#### [Material shown]
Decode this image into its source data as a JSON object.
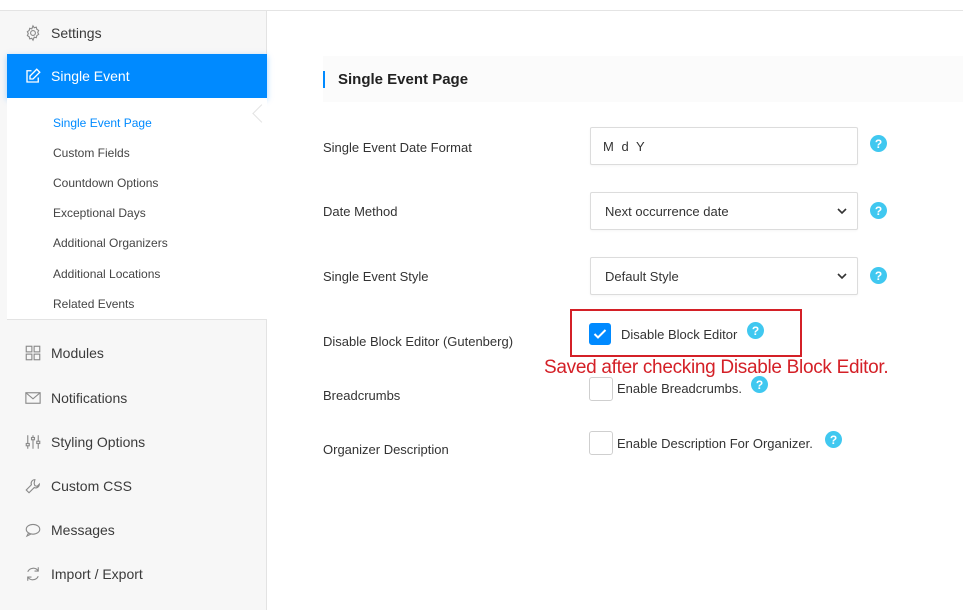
{
  "sidebar": {
    "items_top": [
      {
        "label": "Settings",
        "icon": "gear-icon",
        "active": false
      },
      {
        "label": "Single Event",
        "icon": "edit-icon",
        "active": true
      }
    ],
    "sub_items": [
      {
        "label": "Single Event Page",
        "active": true
      },
      {
        "label": "Custom Fields",
        "active": false
      },
      {
        "label": "Countdown Options",
        "active": false
      },
      {
        "label": "Exceptional Days",
        "active": false
      },
      {
        "label": "Additional Organizers",
        "active": false
      },
      {
        "label": "Additional Locations",
        "active": false
      },
      {
        "label": "Related Events",
        "active": false
      }
    ],
    "items_bottom": [
      {
        "label": "Modules",
        "icon": "grid-icon"
      },
      {
        "label": "Notifications",
        "icon": "envelope-icon"
      },
      {
        "label": "Styling Options",
        "icon": "sliders-icon"
      },
      {
        "label": "Custom CSS",
        "icon": "wrench-icon"
      },
      {
        "label": "Messages",
        "icon": "speech-bubble-icon"
      },
      {
        "label": "Import / Export",
        "icon": "refresh-icon"
      }
    ]
  },
  "main": {
    "section_title": "Single Event Page",
    "rows": {
      "date_format": {
        "label": "Single Event Date Format",
        "value": "M d Y",
        "help": "?"
      },
      "date_method": {
        "label": "Date Method",
        "value": "Next occurrence date",
        "help": "?"
      },
      "event_style": {
        "label": "Single Event Style",
        "value": "Default Style",
        "help": "?"
      },
      "block_editor": {
        "label": "Disable Block Editor (Gutenberg)",
        "checkbox_label": "Disable Block Editor",
        "checked": true,
        "help": "?"
      },
      "breadcrumbs": {
        "label": "Breadcrumbs",
        "checkbox_label": "Enable Breadcrumbs.",
        "checked": false,
        "help": "?"
      },
      "organizer_desc": {
        "label": "Organizer Description",
        "checkbox_label": "Enable Description For Organizer.",
        "checked": false,
        "help": "?"
      }
    }
  },
  "annotation": {
    "text": "Saved after checking Disable Block Editor.",
    "color": "#d42027"
  },
  "colors": {
    "accent": "#008aff",
    "help": "#40c8f0"
  }
}
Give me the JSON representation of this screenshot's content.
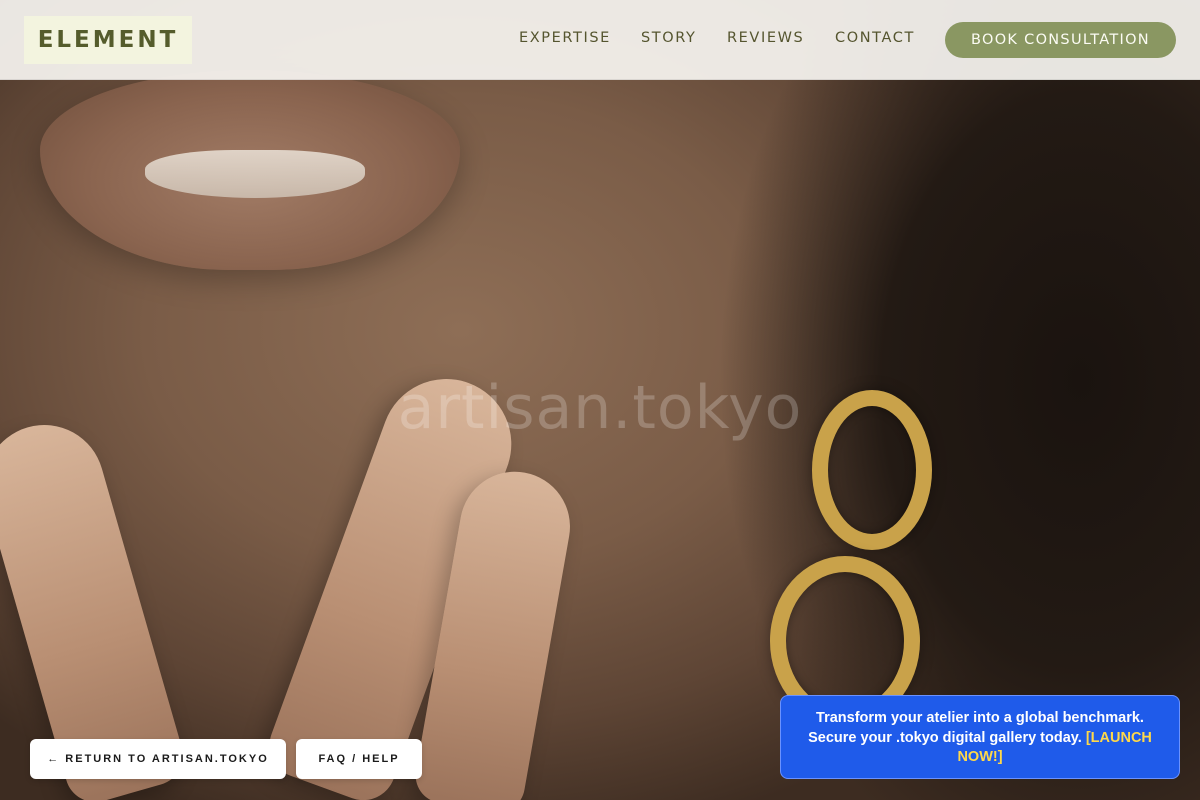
{
  "brand": {
    "logo_text": "ELEMENT"
  },
  "nav": {
    "items": [
      {
        "label": "EXPERTISE"
      },
      {
        "label": "STORY"
      },
      {
        "label": "REVIEWS"
      },
      {
        "label": "CONTACT"
      }
    ],
    "cta_label": "BOOK CONSULTATION"
  },
  "hero": {
    "watermark": "artisan.tokyo"
  },
  "footer_buttons": {
    "return_label": "← RETURN TO ARTISAN.TOKYO",
    "faq_label": "FAQ / HELP"
  },
  "promo": {
    "line1": "Transform your atelier into a global benchmark.",
    "line2": "Secure your .tokyo digital gallery today.",
    "link": "[LAUNCH NOW!]"
  },
  "colors": {
    "accent_olive": "#8a9762",
    "logo_text": "#555c2c",
    "promo_blue": "#1f5bea",
    "promo_link": "#ffd84a"
  }
}
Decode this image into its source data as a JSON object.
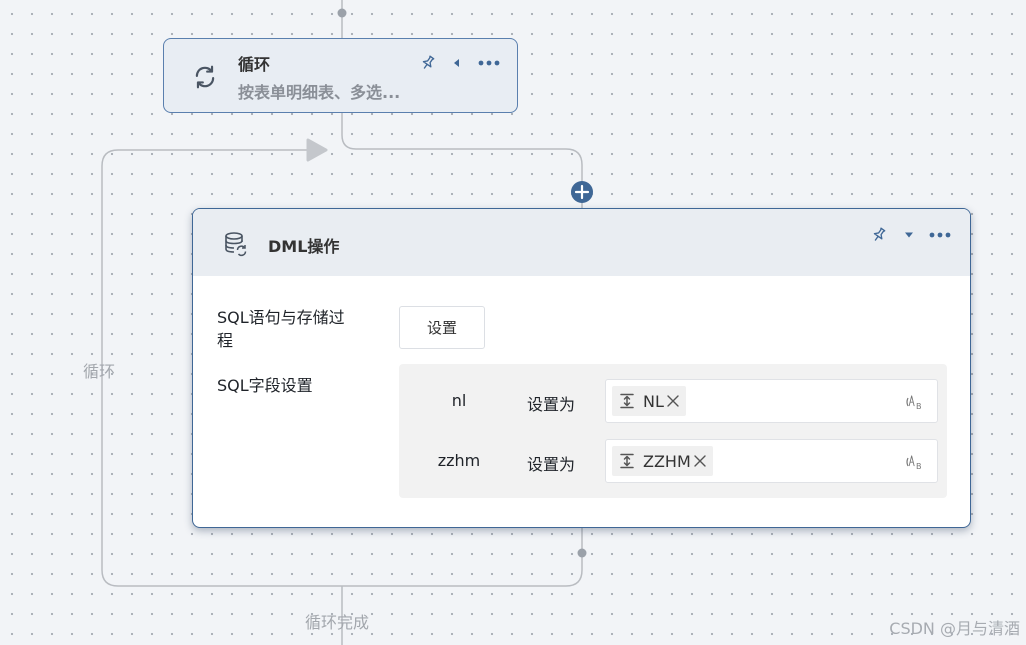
{
  "loop_node": {
    "title": "循环",
    "description": "按表单明细表、多选..."
  },
  "dml_node": {
    "title": "DML操作",
    "sql_label": "SQL语句与存储过程",
    "set_button": "设置",
    "field_settings_label": "SQL字段设置",
    "mappings": [
      {
        "field": "nl",
        "operator": "设置为",
        "value": "NL"
      },
      {
        "field": "zzhm",
        "operator": "设置为",
        "value": "ZZHM"
      }
    ]
  },
  "canvas": {
    "loop_edge_label": "循环",
    "loop_done_label": "循环完成"
  },
  "watermark": "CSDN @月与清酒",
  "colors": {
    "node_border": "#5a7fae",
    "accent": "#3f6796",
    "connector": "#b9bcc1"
  }
}
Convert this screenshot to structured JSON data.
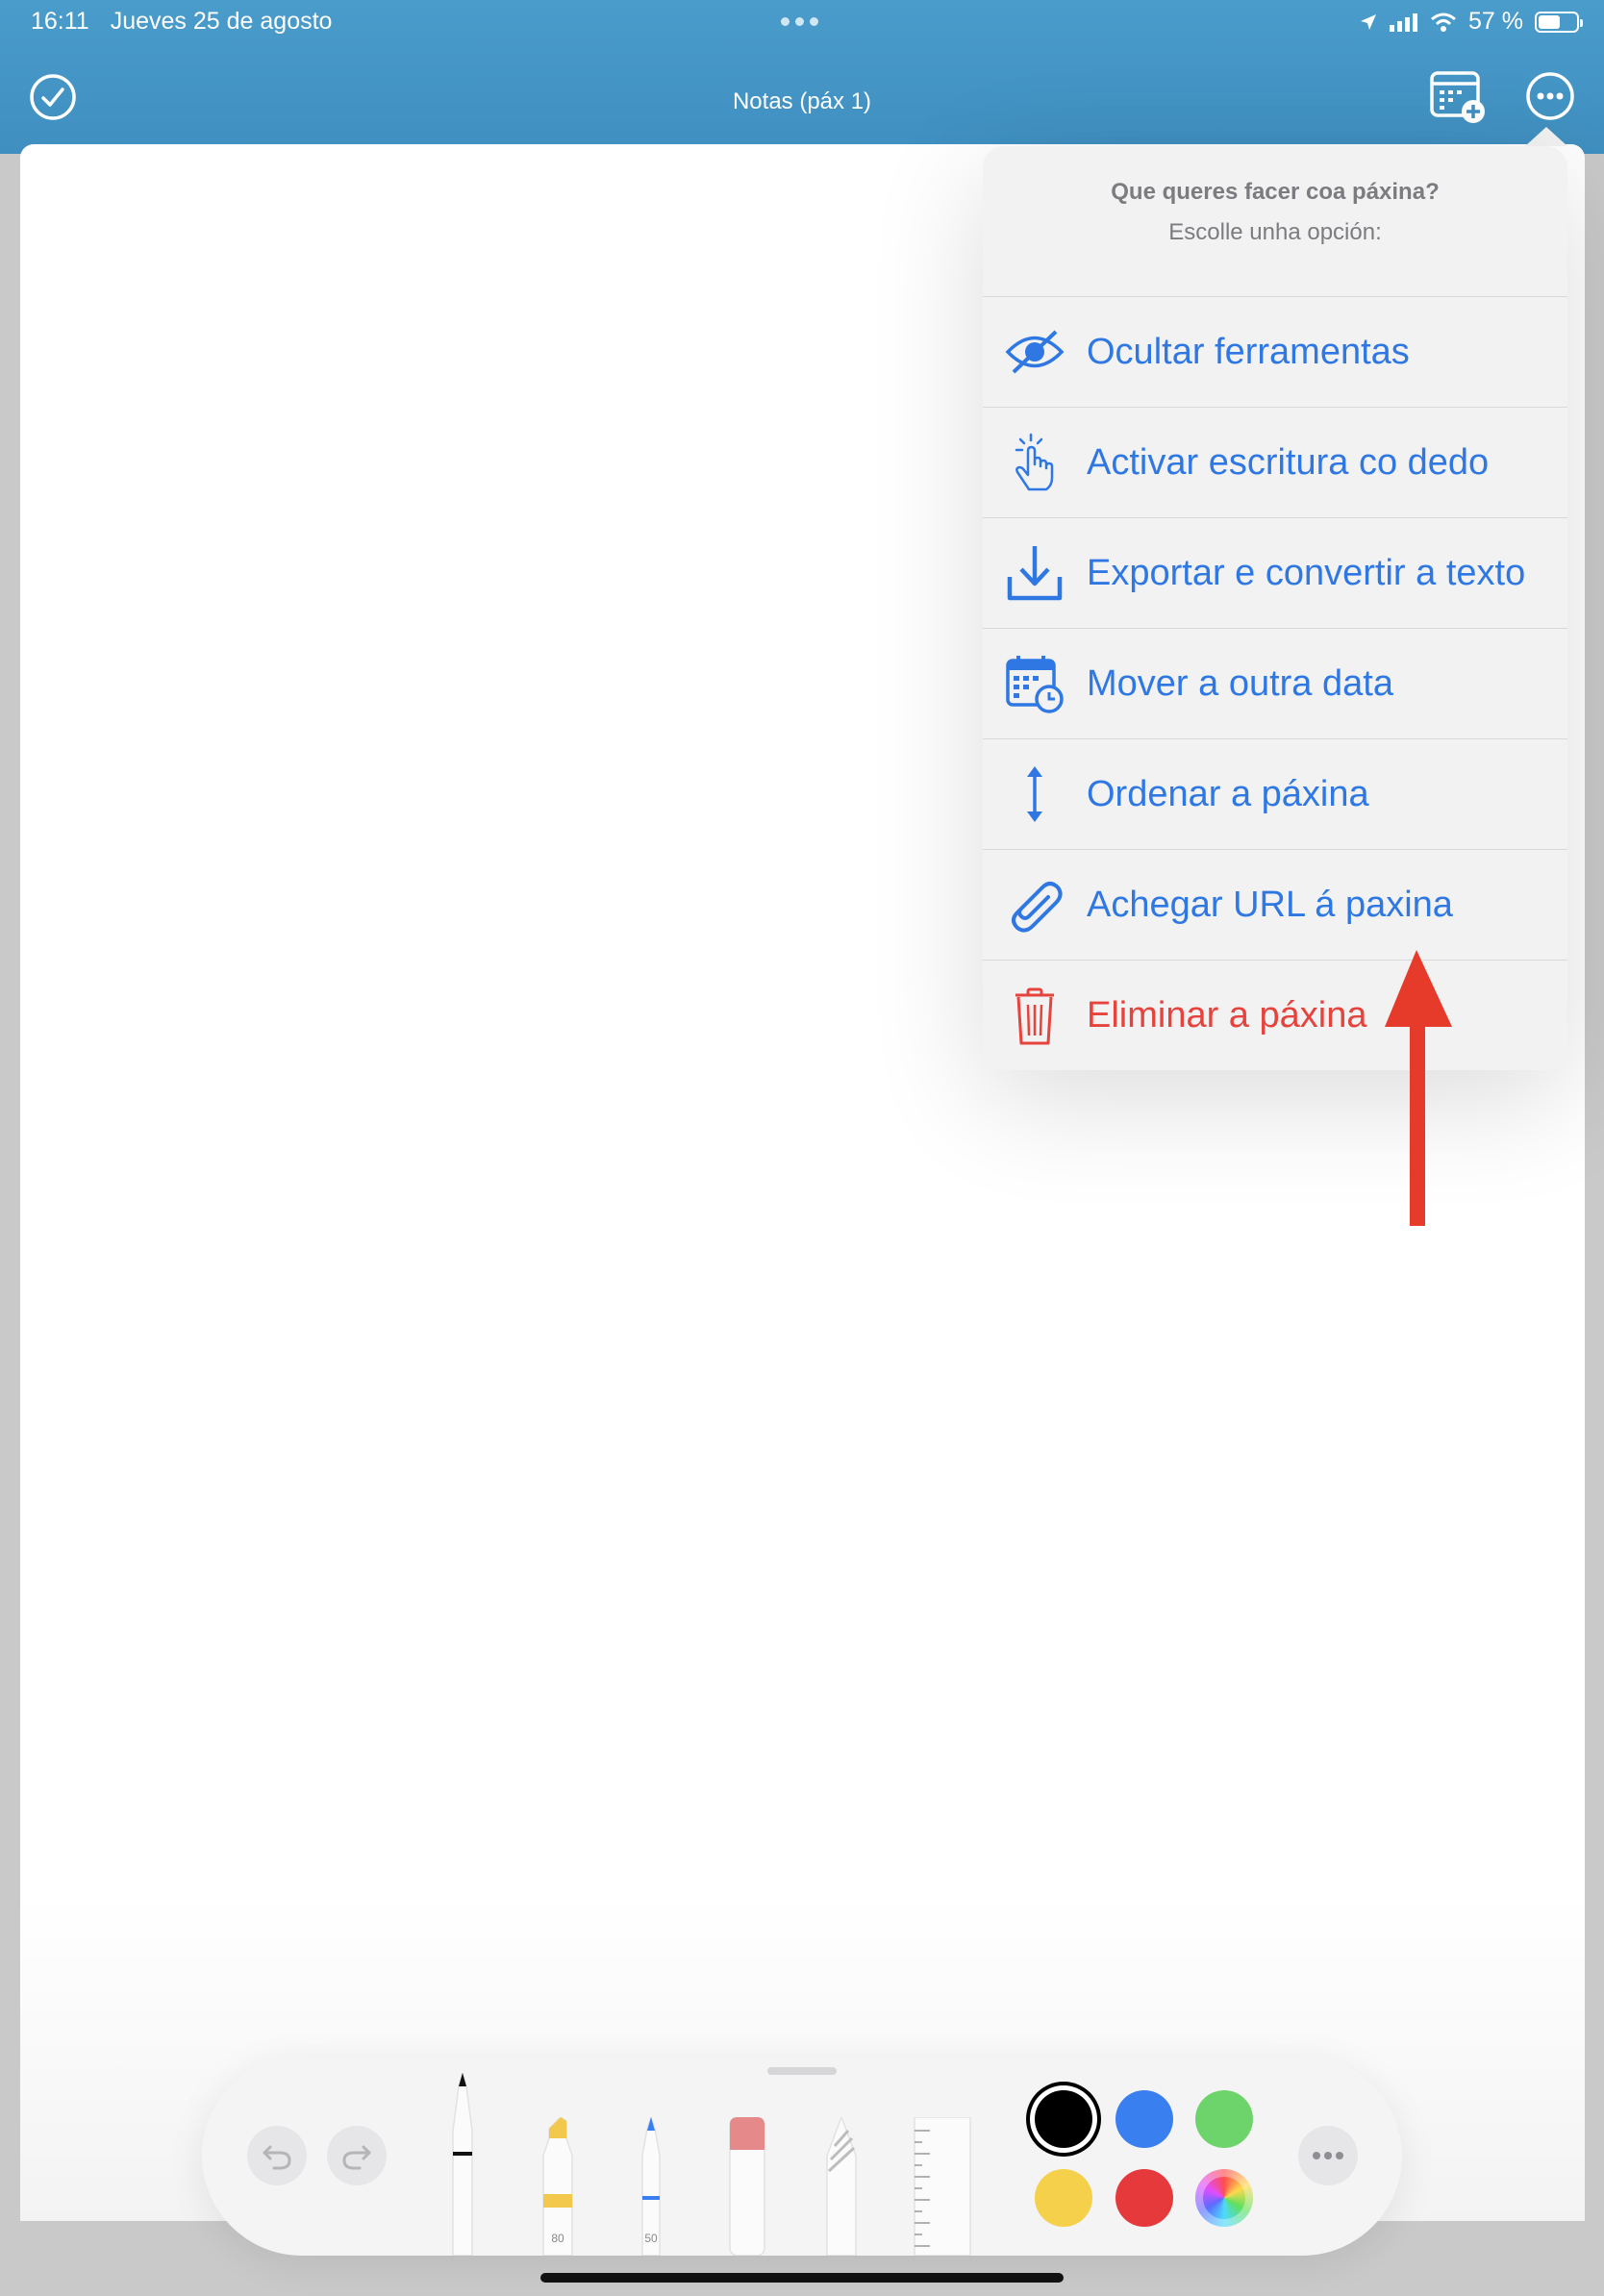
{
  "status_bar": {
    "time": "16:11",
    "date": "Jueves 25 de agosto",
    "battery": "57 %",
    "battery_level": 0.57
  },
  "nav": {
    "title": "Notas (páx 1)",
    "done_icon": "checkmark-circle-icon",
    "calendar_icon": "calendar-add-icon",
    "more_icon": "ellipsis-circle-icon"
  },
  "popover": {
    "title": "Que queres facer coa páxina?",
    "subtitle": "Escolle unha opción:",
    "items": [
      {
        "label": "Ocultar ferramentas",
        "icon": "eye-slash-icon"
      },
      {
        "label": "Activar escritura co dedo",
        "icon": "hand-tap-icon"
      },
      {
        "label": "Exportar e convertir a texto",
        "icon": "download-icon"
      },
      {
        "label": "Mover a outra data",
        "icon": "calendar-clock-icon"
      },
      {
        "label": "Ordenar a páxina",
        "icon": "vertical-arrows-icon"
      },
      {
        "label": "Achegar URL á paxina",
        "icon": "paperclip-icon"
      },
      {
        "label": "Eliminar a páxina",
        "icon": "trash-icon"
      }
    ]
  },
  "toolbar": {
    "marker_width": "80",
    "pen_width": "50",
    "colors": [
      "#000000",
      "#3a7ff0",
      "#6dd36b",
      "#f5d04a",
      "#e5393b",
      "color-wheel"
    ]
  },
  "colors": {
    "accent": "#2f78e4",
    "danger": "#e5433c",
    "header": "#4a9ccb"
  }
}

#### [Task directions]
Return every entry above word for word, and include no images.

#### [Written solution]
Decode this image into its source data as a JSON object.
{
  "sidebar": {
    "items_top": [
      {
        "label": "Settings",
        "icon": "gear-icon",
        "active": false
      },
      {
        "label": "Single Event",
        "icon": "edit-icon",
        "active": true
      }
    ],
    "sub_items": [
      {
        "label": "Single Event Page",
        "active": true
      },
      {
        "label": "Custom Fields",
        "active": false
      },
      {
        "label": "Countdown Options",
        "active": false
      },
      {
        "label": "Exceptional Days",
        "active": false
      },
      {
        "label": "Additional Organizers",
        "active": false
      },
      {
        "label": "Additional Locations",
        "active": false
      },
      {
        "label": "Related Events",
        "active": false
      }
    ],
    "items_bottom": [
      {
        "label": "Modules",
        "icon": "grid-icon"
      },
      {
        "label": "Notifications",
        "icon": "envelope-icon"
      },
      {
        "label": "Styling Options",
        "icon": "sliders-icon"
      },
      {
        "label": "Custom CSS",
        "icon": "wrench-icon"
      },
      {
        "label": "Messages",
        "icon": "speech-bubble-icon"
      },
      {
        "label": "Import / Export",
        "icon": "refresh-icon"
      }
    ]
  },
  "main": {
    "section_title": "Single Event Page",
    "rows": {
      "date_format": {
        "label": "Single Event Date Format",
        "value": "M d Y",
        "help": "?"
      },
      "date_method": {
        "label": "Date Method",
        "value": "Next occurrence date",
        "help": "?"
      },
      "event_style": {
        "label": "Single Event Style",
        "value": "Default Style",
        "help": "?"
      },
      "block_editor": {
        "label": "Disable Block Editor (Gutenberg)",
        "checkbox_label": "Disable Block Editor",
        "checked": true,
        "help": "?"
      },
      "breadcrumbs": {
        "label": "Breadcrumbs",
        "checkbox_label": "Enable Breadcrumbs.",
        "checked": false,
        "help": "?"
      },
      "organizer_desc": {
        "label": "Organizer Description",
        "checkbox_label": "Enable Description For Organizer.",
        "checked": false,
        "help": "?"
      }
    }
  },
  "annotation": {
    "text": "Saved after checking Disable Block Editor.",
    "color": "#d42027"
  },
  "colors": {
    "accent": "#008aff",
    "help": "#40c8f0"
  }
}
Give me the JSON representation of this screenshot's content.
{
  "brand": {
    "logo_text": "ELEMENT"
  },
  "nav": {
    "items": [
      {
        "label": "EXPERTISE"
      },
      {
        "label": "STORY"
      },
      {
        "label": "REVIEWS"
      },
      {
        "label": "CONTACT"
      }
    ],
    "cta_label": "BOOK CONSULTATION"
  },
  "hero": {
    "watermark": "artisan.tokyo"
  },
  "footer_buttons": {
    "return_label": "← RETURN TO ARTISAN.TOKYO",
    "faq_label": "FAQ / HELP"
  },
  "promo": {
    "line1": "Transform your atelier into a global benchmark.",
    "line2": "Secure your .tokyo digital gallery today.",
    "link": "[LAUNCH NOW!]"
  },
  "colors": {
    "accent_olive": "#8a9762",
    "logo_text": "#555c2c",
    "promo_blue": "#1f5bea",
    "promo_link": "#ffd84a"
  }
}
Decode this image into its source data as a JSON object.
{
  "loop_node": {
    "title": "循环",
    "description": "按表单明细表、多选..."
  },
  "dml_node": {
    "title": "DML操作",
    "sql_label": "SQL语句与存储过程",
    "set_button": "设置",
    "field_settings_label": "SQL字段设置",
    "mappings": [
      {
        "field": "nl",
        "operator": "设置为",
        "value": "NL"
      },
      {
        "field": "zzhm",
        "operator": "设置为",
        "value": "ZZHM"
      }
    ]
  },
  "canvas": {
    "loop_edge_label": "循环",
    "loop_done_label": "循环完成"
  },
  "watermark": "CSDN @月与清酒",
  "colors": {
    "node_border": "#5a7fae",
    "accent": "#3f6796",
    "connector": "#b9bcc1"
  }
}
Convert this screenshot to structured JSON data.
{
  "status_bar": {
    "time": "16:11",
    "date": "Jueves 25 de agosto",
    "battery": "57 %",
    "battery_level": 0.57
  },
  "nav": {
    "title": "Notas (páx 1)",
    "done_icon": "checkmark-circle-icon",
    "calendar_icon": "calendar-add-icon",
    "more_icon": "ellipsis-circle-icon"
  },
  "popover": {
    "title": "Que queres facer coa páxina?",
    "subtitle": "Escolle unha opción:",
    "items": [
      {
        "label": "Ocultar ferramentas",
        "icon": "eye-slash-icon"
      },
      {
        "label": "Activar escritura co dedo",
        "icon": "hand-tap-icon"
      },
      {
        "label": "Exportar e convertir a texto",
        "icon": "download-icon"
      },
      {
        "label": "Mover a outra data",
        "icon": "calendar-clock-icon"
      },
      {
        "label": "Ordenar a páxina",
        "icon": "vertical-arrows-icon"
      },
      {
        "label": "Achegar URL á paxina",
        "icon": "paperclip-icon"
      },
      {
        "label": "Eliminar a páxina",
        "icon": "trash-icon"
      }
    ]
  },
  "toolbar": {
    "marker_width": "80",
    "pen_width": "50",
    "colors": [
      "#000000",
      "#3a7ff0",
      "#6dd36b",
      "#f5d04a",
      "#e5393b",
      "color-wheel"
    ]
  },
  "colors": {
    "accent": "#2f78e4",
    "danger": "#e5433c",
    "header": "#4a9ccb"
  }
}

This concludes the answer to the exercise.